> _EXERCISE BRIEF_
Without changing a single word, write out every entry.

[Start of Attachment]

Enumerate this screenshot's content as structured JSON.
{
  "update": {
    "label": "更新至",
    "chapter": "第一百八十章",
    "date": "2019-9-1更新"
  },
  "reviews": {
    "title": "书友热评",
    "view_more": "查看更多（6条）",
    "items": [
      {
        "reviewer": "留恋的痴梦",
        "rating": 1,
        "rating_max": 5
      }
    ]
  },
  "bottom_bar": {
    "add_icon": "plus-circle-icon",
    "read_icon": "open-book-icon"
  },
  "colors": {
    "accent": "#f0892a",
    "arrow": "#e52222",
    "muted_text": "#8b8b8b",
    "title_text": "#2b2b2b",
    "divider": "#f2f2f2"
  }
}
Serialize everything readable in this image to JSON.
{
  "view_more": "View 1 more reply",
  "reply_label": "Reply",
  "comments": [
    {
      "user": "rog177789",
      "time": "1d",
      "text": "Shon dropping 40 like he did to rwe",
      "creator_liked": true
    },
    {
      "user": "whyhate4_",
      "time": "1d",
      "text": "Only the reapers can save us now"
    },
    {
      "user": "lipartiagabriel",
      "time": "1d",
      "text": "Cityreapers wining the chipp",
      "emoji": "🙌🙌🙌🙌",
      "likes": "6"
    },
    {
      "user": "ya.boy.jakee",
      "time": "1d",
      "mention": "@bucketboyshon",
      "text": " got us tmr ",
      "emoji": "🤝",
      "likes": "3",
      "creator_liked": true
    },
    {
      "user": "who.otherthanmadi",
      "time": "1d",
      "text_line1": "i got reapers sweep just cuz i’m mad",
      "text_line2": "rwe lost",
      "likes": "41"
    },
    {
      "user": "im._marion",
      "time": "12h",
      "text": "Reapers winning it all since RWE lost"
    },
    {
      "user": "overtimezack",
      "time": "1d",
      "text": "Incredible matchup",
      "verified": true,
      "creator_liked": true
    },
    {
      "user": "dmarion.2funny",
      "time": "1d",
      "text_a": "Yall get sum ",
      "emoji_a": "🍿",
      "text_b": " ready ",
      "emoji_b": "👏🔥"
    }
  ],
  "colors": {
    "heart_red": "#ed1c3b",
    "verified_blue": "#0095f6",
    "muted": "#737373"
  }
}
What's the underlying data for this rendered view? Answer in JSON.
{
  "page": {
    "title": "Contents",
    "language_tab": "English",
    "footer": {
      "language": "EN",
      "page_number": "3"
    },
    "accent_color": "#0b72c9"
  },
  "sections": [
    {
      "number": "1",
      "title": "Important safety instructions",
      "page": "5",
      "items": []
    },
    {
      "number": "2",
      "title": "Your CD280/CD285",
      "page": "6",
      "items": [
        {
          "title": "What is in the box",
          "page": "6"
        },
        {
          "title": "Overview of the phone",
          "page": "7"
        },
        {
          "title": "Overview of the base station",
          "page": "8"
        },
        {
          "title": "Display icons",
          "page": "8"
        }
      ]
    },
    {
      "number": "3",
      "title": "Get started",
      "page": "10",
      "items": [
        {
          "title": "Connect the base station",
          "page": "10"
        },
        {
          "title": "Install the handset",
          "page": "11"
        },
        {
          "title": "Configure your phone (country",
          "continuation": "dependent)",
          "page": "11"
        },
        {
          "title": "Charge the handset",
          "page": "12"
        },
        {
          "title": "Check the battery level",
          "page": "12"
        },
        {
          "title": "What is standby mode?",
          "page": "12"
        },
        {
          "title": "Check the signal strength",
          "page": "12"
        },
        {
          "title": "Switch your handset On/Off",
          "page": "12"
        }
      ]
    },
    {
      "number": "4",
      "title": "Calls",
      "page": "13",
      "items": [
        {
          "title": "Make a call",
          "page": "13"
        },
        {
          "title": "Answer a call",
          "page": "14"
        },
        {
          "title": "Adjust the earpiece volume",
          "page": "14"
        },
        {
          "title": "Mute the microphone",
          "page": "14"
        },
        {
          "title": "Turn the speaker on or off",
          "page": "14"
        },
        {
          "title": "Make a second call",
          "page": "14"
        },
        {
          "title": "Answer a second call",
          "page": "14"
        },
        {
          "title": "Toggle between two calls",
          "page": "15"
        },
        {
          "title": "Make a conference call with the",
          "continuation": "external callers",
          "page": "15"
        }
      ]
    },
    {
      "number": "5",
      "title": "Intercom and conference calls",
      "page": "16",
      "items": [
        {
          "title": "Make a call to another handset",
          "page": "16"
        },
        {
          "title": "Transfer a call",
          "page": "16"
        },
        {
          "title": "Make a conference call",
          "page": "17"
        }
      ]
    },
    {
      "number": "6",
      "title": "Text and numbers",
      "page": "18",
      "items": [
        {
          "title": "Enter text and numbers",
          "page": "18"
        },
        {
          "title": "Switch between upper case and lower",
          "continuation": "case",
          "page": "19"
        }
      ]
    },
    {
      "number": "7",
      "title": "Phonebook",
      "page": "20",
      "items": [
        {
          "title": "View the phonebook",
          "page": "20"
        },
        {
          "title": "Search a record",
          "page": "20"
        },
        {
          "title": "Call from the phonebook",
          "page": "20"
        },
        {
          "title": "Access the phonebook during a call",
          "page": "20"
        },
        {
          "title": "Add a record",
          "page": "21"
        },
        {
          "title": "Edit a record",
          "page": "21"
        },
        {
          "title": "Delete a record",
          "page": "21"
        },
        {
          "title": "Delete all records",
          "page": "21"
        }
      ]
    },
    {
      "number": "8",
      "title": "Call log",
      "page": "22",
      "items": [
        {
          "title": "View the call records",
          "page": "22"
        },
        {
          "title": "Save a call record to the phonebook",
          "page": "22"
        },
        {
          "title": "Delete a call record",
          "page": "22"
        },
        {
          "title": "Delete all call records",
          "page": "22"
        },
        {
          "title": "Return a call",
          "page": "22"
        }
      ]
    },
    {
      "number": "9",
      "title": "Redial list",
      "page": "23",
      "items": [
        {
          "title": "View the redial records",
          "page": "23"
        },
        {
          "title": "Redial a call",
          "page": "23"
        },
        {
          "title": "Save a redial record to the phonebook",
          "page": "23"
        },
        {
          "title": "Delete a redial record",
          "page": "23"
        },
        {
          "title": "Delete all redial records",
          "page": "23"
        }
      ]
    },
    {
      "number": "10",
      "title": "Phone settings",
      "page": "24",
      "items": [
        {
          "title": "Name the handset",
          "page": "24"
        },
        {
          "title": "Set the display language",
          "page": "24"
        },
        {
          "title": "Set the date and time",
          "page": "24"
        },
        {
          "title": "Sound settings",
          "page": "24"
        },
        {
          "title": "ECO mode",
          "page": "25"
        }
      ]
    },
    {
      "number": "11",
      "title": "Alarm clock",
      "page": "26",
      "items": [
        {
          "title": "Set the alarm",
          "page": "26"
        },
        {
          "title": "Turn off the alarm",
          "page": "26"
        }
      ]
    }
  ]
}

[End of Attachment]

> _SOLUTION FOR THIS TASK_
Enumerate this screenshot's content as structured JSON.
{
  "update": {
    "label": "更新至",
    "chapter": "第一百八十章",
    "date": "2019-9-1更新"
  },
  "reviews": {
    "title": "书友热评",
    "view_more": "查看更多（6条）",
    "items": [
      {
        "reviewer": "留恋的痴梦",
        "rating": 1,
        "rating_max": 5
      }
    ]
  },
  "bottom_bar": {
    "add_icon": "plus-circle-icon",
    "read_icon": "open-book-icon"
  },
  "colors": {
    "accent": "#f0892a",
    "arrow": "#e52222",
    "muted_text": "#8b8b8b",
    "title_text": "#2b2b2b",
    "divider": "#f2f2f2"
  }
}
Serialize everything readable in this image to JSON.
{
  "view_more": "View 1 more reply",
  "reply_label": "Reply",
  "comments": [
    {
      "user": "rog177789",
      "time": "1d",
      "text": "Shon dropping 40 like he did to rwe",
      "creator_liked": true
    },
    {
      "user": "whyhate4_",
      "time": "1d",
      "text": "Only the reapers can save us now"
    },
    {
      "user": "lipartiagabriel",
      "time": "1d",
      "text": "Cityreapers wining the chipp",
      "emoji": "🙌🙌🙌🙌",
      "likes": "6"
    },
    {
      "user": "ya.boy.jakee",
      "time": "1d",
      "mention": "@bucketboyshon",
      "text": " got us tmr ",
      "emoji": "🤝",
      "likes": "3",
      "creator_liked": true
    },
    {
      "user": "who.otherthanmadi",
      "time": "1d",
      "text_line1": "i got reapers sweep just cuz i’m mad",
      "text_line2": "rwe lost",
      "likes": "41"
    },
    {
      "user": "im._marion",
      "time": "12h",
      "text": "Reapers winning it all since RWE lost"
    },
    {
      "user": "overtimezack",
      "time": "1d",
      "text": "Incredible matchup",
      "verified": true,
      "creator_liked": true
    },
    {
      "user": "dmarion.2funny",
      "time": "1d",
      "text_a": "Yall get sum ",
      "emoji_a": "🍿",
      "text_b": " ready ",
      "emoji_b": "👏🔥"
    }
  ],
  "colors": {
    "heart_red": "#ed1c3b",
    "verified_blue": "#0095f6",
    "muted": "#737373"
  }
}
What's the underlying data for this rendered view? Answer in JSON.
{
  "page": {
    "title": "Contents",
    "language_tab": "English",
    "footer": {
      "language": "EN",
      "page_number": "3"
    },
    "accent_color": "#0b72c9"
  },
  "sections": [
    {
      "number": "1",
      "title": "Important safety instructions",
      "page": "5",
      "items": []
    },
    {
      "number": "2",
      "title": "Your CD280/CD285",
      "page": "6",
      "items": [
        {
          "title": "What is in the box",
          "page": "6"
        },
        {
          "title": "Overview of the phone",
          "page": "7"
        },
        {
          "title": "Overview of the base station",
          "page": "8"
        },
        {
          "title": "Display icons",
          "page": "8"
        }
      ]
    },
    {
      "number": "3",
      "title": "Get started",
      "page": "10",
      "items": [
        {
          "title": "Connect the base station",
          "page": "10"
        },
        {
          "title": "Install the handset",
          "page": "11"
        },
        {
          "title": "Configure your phone (country",
          "continuation": "dependent)",
          "page": "11"
        },
        {
          "title": "Charge the handset",
          "page": "12"
        },
        {
          "title": "Check the battery level",
          "page": "12"
        },
        {
          "title": "What is standby mode?",
          "page": "12"
        },
        {
          "title": "Check the signal strength",
          "page": "12"
        },
        {
          "title": "Switch your handset On/Off",
          "page": "12"
        }
      ]
    },
    {
      "number": "4",
      "title": "Calls",
      "page": "13",
      "items": [
        {
          "title": "Make a call",
          "page": "13"
        },
        {
          "title": "Answer a call",
          "page": "14"
        },
        {
          "title": "Adjust the earpiece volume",
          "page": "14"
        },
        {
          "title": "Mute the microphone",
          "page": "14"
        },
        {
          "title": "Turn the speaker on or off",
          "page": "14"
        },
        {
          "title": "Make a second call",
          "page": "14"
        },
        {
          "title": "Answer a second call",
          "page": "14"
        },
        {
          "title": "Toggle between two calls",
          "page": "15"
        },
        {
          "title": "Make a conference call with the",
          "continuation": "external callers",
          "page": "15"
        }
      ]
    },
    {
      "number": "5",
      "title": "Intercom and conference calls",
      "page": "16",
      "items": [
        {
          "title": "Make a call to another handset",
          "page": "16"
        },
        {
          "title": "Transfer a call",
          "page": "16"
        },
        {
          "title": "Make a conference call",
          "page": "17"
        }
      ]
    },
    {
      "number": "6",
      "title": "Text and numbers",
      "page": "18",
      "items": [
        {
          "title": "Enter text and numbers",
          "page": "18"
        },
        {
          "title": "Switch between upper case and lower",
          "continuation": "case",
          "page": "19"
        }
      ]
    },
    {
      "number": "7",
      "title": "Phonebook",
      "page": "20",
      "items": [
        {
          "title": "View the phonebook",
          "page": "20"
        },
        {
          "title": "Search a record",
          "page": "20"
        },
        {
          "title": "Call from the phonebook",
          "page": "20"
        },
        {
          "title": "Access the phonebook during a call",
          "page": "20"
        },
        {
          "title": "Add a record",
          "page": "21"
        },
        {
          "title": "Edit a record",
          "page": "21"
        },
        {
          "title": "Delete a record",
          "page": "21"
        },
        {
          "title": "Delete all records",
          "page": "21"
        }
      ]
    },
    {
      "number": "8",
      "title": "Call log",
      "page": "22",
      "items": [
        {
          "title": "View the call records",
          "page": "22"
        },
        {
          "title": "Save a call record to the phonebook",
          "page": "22"
        },
        {
          "title": "Delete a call record",
          "page": "22"
        },
        {
          "title": "Delete all call records",
          "page": "22"
        },
        {
          "title": "Return a call",
          "page": "22"
        }
      ]
    },
    {
      "number": "9",
      "title": "Redial list",
      "page": "23",
      "items": [
        {
          "title": "View the redial records",
          "page": "23"
        },
        {
          "title": "Redial a call",
          "page": "23"
        },
        {
          "title": "Save a redial record to the phonebook",
          "page": "23"
        },
        {
          "title": "Delete a redial record",
          "page": "23"
        },
        {
          "title": "Delete all redial records",
          "page": "23"
        }
      ]
    },
    {
      "number": "10",
      "title": "Phone settings",
      "page": "24",
      "items": [
        {
          "title": "Name the handset",
          "page": "24"
        },
        {
          "title": "Set the display language",
          "page": "24"
        },
        {
          "title": "Set the date and time",
          "page": "24"
        },
        {
          "title": "Sound settings",
          "page": "24"
        },
        {
          "title": "ECO mode",
          "page": "25"
        }
      ]
    },
    {
      "number": "11",
      "title": "Alarm clock",
      "page": "26",
      "items": [
        {
          "title": "Set the alarm",
          "page": "26"
        },
        {
          "title": "Turn off the alarm",
          "page": "26"
        }
      ]
    }
  ]
}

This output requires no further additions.